Highly relevant to the current environmental agenda
Since John Muir and Gifford Pinchot championed the protection of land a century ago, ecologists and conservationists have struggled with simple questions of ecological management: exactly what aspects of our natural resources should we protect, and how should we protect them? At the heart of this debate lies the concept of the ecosystem—a term that has ironically grown more difficult to define as our understanding of ecological relationships has evolved. In this compelling book, Doug traces the notion of the ecosystem from its early application in American land conservation through the modern approach to natural resources management. Doug makes the case that the classic ecosystem concept is as deeply ingrained in the American conservation movement as it is deeply flawed. As a result, many present-day land protection efforts are fixated on the preservation of an ideal set of species as a coherent and sustainable unit, even as ecological research increasingly suggests that no such unit exists.
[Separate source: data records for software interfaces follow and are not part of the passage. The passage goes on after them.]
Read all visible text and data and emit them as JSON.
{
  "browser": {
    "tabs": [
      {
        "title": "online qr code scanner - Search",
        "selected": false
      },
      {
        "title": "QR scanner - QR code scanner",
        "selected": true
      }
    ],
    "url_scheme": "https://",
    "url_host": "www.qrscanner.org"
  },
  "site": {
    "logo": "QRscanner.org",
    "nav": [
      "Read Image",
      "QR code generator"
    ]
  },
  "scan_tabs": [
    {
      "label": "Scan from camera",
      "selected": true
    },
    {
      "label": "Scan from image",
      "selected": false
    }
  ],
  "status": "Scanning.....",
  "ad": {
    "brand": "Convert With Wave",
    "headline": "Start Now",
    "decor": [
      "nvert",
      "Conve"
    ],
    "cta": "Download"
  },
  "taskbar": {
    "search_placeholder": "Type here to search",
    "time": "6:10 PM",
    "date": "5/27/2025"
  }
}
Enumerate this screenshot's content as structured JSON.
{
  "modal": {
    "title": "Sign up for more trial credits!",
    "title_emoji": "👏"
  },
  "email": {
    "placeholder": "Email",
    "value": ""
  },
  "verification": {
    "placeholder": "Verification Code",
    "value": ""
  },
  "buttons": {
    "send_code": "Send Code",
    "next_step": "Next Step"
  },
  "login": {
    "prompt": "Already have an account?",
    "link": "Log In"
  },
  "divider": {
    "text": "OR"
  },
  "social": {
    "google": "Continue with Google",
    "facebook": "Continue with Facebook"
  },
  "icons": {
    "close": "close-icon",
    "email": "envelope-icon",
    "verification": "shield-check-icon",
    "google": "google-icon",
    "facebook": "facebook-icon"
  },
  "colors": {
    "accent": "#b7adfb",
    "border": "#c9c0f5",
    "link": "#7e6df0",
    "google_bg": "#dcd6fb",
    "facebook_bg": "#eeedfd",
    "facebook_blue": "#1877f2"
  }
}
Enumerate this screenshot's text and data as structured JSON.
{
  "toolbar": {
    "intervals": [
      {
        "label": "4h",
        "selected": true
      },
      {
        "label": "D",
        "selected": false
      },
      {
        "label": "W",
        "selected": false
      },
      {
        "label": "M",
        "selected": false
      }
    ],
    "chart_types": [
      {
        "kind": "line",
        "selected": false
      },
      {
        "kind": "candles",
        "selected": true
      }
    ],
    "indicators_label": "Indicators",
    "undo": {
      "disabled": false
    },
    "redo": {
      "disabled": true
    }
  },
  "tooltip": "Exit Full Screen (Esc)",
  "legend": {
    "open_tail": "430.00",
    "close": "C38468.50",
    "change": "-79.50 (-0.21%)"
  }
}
Through critical analysis of ecosystem management in theory and practice, Protected Land presents an argument for re-framing the human relationship with ecological systems to embrace, rather than suppress, the forces of change.